Look through the lines below, find those with the word "appears", and copy them.

======

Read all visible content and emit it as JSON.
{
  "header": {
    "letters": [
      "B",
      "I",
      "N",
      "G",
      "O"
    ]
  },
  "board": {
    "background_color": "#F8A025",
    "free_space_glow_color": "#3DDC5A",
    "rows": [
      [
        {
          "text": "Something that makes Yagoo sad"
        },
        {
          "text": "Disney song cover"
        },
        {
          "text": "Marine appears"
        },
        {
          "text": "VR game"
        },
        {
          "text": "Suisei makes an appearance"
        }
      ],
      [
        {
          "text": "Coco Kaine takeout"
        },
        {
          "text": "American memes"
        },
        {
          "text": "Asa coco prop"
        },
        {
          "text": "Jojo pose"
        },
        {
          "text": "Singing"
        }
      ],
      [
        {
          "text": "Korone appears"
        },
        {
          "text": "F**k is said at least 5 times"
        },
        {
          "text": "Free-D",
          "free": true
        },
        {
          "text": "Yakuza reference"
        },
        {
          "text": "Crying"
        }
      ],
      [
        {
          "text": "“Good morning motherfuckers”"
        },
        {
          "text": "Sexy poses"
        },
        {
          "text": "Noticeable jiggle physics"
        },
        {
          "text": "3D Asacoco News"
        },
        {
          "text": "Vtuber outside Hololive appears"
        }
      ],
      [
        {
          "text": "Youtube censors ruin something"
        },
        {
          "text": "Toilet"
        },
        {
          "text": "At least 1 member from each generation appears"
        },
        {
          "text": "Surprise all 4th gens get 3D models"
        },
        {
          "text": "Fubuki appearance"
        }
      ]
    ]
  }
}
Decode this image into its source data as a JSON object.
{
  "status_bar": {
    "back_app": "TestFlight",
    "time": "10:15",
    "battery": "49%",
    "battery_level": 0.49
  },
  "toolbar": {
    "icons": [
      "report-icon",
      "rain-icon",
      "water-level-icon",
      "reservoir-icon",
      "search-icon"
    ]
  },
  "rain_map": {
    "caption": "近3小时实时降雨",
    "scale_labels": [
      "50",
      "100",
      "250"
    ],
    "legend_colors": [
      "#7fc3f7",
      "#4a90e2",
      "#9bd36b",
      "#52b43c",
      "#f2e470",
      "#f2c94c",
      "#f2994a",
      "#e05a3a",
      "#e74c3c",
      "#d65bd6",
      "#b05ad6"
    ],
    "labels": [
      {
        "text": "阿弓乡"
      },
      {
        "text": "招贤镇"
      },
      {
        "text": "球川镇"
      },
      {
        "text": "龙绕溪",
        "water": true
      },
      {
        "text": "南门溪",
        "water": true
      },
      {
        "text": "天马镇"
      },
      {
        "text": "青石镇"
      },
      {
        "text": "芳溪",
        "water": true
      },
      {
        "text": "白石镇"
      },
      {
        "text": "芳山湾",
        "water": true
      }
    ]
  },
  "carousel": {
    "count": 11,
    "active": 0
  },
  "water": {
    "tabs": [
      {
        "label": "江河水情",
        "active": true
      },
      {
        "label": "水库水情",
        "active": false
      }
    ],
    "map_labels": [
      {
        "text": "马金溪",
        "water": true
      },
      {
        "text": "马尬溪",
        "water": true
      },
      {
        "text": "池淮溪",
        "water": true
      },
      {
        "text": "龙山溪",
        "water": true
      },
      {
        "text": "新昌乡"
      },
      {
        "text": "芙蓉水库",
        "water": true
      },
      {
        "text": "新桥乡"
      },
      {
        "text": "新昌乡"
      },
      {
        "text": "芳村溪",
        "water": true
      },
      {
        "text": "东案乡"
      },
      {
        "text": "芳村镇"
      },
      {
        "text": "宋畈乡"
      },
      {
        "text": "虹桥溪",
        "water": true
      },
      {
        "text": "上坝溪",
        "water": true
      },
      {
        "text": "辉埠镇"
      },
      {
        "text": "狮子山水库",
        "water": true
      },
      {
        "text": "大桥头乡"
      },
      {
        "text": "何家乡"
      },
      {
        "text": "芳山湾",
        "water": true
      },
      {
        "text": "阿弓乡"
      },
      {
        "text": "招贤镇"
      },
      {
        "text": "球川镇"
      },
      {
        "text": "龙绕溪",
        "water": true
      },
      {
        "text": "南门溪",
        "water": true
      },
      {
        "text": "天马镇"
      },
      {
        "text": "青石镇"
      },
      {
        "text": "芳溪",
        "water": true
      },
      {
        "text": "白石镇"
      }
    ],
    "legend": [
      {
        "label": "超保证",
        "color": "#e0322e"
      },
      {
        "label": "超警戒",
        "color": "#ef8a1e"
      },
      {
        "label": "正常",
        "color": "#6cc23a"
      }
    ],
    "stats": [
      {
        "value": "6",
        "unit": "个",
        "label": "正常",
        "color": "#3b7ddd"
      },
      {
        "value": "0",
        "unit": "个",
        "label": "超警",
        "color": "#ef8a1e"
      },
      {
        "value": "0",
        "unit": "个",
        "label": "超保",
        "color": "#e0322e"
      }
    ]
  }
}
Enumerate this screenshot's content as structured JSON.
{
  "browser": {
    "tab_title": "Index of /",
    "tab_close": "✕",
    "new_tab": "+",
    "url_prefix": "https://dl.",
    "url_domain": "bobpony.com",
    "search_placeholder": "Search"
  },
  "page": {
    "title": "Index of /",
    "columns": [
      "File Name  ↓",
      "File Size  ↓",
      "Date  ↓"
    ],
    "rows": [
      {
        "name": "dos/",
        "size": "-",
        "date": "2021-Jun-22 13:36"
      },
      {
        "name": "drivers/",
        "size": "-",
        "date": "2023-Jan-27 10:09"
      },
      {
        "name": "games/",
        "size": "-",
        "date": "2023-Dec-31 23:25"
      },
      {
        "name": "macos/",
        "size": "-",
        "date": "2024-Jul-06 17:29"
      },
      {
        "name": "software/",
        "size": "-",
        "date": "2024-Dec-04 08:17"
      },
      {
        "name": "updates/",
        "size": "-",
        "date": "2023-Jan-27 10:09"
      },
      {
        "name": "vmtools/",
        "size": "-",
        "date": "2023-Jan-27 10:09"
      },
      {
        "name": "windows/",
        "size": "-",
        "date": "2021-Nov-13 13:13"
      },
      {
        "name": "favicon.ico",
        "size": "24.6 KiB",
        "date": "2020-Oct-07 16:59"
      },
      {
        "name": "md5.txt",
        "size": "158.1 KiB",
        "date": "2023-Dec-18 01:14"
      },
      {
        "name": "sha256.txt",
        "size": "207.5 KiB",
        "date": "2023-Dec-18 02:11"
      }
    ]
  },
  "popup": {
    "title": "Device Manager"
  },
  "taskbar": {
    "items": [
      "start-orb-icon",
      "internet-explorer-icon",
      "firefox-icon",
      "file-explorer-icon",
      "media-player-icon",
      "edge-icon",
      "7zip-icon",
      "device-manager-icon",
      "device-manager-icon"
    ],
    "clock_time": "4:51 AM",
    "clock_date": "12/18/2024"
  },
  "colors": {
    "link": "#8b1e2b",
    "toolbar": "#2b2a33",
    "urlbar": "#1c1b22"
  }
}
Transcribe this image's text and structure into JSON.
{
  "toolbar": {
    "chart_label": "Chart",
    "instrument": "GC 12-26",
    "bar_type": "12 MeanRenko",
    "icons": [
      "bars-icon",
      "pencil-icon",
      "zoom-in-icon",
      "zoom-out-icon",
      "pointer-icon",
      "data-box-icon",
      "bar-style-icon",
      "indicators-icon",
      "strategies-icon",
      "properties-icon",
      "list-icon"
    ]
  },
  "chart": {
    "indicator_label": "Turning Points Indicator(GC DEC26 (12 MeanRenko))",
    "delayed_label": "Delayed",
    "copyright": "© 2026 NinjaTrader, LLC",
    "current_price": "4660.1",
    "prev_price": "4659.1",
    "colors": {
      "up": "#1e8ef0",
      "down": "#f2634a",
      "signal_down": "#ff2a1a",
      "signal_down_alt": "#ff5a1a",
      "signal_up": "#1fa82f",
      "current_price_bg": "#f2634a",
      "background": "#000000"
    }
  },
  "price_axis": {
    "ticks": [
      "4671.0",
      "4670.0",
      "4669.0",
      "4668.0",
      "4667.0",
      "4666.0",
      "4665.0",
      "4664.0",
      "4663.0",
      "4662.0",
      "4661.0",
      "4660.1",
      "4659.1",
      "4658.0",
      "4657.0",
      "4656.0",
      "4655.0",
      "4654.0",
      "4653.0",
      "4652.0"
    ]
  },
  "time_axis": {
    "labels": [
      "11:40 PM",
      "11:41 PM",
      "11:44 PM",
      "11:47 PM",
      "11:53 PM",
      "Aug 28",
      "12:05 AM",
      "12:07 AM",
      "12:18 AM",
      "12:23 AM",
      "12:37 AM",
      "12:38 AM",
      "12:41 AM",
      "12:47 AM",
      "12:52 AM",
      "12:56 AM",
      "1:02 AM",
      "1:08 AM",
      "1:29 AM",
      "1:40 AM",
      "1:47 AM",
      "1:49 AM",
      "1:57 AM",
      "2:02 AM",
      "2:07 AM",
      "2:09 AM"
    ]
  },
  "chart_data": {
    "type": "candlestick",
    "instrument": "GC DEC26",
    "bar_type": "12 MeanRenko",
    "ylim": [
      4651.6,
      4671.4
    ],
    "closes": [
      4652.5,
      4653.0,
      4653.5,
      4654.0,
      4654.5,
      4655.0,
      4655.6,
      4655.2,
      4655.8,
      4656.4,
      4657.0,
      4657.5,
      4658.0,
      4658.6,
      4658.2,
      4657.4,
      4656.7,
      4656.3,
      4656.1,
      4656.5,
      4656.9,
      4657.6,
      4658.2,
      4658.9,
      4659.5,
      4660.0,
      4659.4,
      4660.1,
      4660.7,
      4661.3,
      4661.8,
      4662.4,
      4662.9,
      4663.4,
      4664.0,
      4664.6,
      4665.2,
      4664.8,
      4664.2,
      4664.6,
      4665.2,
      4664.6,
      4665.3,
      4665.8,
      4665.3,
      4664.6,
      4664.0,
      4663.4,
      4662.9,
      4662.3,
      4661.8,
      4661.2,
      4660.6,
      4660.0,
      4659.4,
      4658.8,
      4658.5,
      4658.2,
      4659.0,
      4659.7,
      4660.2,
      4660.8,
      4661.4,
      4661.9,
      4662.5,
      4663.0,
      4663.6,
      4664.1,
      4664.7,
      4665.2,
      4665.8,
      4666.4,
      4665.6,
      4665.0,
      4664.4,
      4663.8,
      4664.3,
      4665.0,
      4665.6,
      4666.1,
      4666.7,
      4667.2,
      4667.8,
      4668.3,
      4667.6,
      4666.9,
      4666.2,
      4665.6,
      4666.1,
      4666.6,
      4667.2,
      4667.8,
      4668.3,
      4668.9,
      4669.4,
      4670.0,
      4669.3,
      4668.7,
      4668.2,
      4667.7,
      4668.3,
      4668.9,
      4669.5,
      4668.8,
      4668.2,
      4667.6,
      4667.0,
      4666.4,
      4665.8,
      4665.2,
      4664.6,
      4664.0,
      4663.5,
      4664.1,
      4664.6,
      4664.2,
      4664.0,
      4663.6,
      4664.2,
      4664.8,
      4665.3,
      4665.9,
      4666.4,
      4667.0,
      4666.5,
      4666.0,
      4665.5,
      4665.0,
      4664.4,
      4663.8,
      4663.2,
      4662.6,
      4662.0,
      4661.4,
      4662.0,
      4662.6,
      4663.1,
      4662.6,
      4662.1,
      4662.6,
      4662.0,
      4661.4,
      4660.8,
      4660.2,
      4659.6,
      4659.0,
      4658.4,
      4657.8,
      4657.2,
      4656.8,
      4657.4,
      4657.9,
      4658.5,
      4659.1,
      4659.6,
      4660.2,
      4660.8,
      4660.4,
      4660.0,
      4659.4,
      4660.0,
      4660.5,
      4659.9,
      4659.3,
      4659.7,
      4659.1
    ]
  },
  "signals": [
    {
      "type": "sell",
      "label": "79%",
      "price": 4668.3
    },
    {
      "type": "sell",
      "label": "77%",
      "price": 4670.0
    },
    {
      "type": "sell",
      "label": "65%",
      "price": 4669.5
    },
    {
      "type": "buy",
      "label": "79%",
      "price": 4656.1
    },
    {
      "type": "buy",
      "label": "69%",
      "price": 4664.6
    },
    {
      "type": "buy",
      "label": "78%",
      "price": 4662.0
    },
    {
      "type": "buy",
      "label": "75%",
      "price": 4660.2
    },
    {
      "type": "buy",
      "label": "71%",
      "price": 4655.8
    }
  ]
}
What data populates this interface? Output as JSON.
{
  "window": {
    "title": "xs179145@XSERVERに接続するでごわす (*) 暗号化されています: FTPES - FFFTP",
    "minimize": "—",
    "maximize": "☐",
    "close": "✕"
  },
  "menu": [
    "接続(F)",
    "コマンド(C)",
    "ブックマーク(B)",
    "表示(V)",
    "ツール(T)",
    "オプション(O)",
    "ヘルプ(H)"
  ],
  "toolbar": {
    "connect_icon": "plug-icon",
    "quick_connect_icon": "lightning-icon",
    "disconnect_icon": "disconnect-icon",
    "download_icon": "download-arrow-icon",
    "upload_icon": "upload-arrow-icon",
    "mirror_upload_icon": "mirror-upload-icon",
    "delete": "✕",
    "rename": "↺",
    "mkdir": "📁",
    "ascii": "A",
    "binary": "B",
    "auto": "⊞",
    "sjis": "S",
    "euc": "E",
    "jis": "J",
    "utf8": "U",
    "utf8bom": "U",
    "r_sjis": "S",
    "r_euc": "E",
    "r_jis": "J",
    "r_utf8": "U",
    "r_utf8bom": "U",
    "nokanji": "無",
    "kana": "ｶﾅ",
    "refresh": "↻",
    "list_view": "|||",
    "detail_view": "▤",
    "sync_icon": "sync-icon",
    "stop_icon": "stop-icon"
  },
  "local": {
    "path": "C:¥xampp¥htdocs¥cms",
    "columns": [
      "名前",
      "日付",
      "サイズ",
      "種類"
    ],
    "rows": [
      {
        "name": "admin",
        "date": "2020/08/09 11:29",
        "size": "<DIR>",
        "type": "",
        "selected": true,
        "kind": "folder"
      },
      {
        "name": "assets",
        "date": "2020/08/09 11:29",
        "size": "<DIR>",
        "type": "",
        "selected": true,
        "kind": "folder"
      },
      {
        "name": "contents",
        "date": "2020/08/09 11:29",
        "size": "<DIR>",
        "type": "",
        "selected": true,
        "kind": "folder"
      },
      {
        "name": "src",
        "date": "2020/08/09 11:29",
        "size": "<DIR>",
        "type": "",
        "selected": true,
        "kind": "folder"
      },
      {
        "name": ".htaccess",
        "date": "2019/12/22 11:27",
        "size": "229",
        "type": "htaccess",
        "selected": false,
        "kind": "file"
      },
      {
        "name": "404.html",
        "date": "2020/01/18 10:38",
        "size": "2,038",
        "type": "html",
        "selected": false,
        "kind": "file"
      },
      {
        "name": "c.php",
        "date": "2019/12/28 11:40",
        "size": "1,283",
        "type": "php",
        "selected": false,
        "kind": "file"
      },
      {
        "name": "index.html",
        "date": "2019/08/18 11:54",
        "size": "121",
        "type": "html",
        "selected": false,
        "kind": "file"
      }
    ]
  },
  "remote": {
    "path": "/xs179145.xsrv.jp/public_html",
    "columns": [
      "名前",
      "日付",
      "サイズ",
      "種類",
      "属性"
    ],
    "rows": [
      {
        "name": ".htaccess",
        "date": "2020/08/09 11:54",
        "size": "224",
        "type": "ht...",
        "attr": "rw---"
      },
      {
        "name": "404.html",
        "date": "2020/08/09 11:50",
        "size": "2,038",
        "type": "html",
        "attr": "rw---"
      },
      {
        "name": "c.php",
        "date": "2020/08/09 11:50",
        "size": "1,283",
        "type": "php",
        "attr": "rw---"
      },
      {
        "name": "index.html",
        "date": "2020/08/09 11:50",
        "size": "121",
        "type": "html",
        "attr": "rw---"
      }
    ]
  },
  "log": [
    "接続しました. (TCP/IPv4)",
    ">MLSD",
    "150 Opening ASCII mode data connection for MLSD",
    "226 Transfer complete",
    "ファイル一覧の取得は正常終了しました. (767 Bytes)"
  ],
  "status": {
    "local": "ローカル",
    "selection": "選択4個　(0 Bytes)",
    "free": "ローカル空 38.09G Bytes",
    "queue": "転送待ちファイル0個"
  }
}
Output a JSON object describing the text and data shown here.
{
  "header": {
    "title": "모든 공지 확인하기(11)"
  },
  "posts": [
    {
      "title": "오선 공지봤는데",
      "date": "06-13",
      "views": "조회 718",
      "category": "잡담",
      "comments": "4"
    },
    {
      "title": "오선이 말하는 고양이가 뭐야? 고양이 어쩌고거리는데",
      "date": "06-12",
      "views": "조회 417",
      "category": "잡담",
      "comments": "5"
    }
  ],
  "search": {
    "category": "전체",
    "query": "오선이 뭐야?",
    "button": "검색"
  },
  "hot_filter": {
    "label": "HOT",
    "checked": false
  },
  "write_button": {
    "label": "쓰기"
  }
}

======

→ **WRITTEN RESPONSE**
          "text": "Marine appears"
          "text": "Korone appears"
          "text": "Vtuber outside Hololive appears"
          "text": "At least 1 member from each generation appears"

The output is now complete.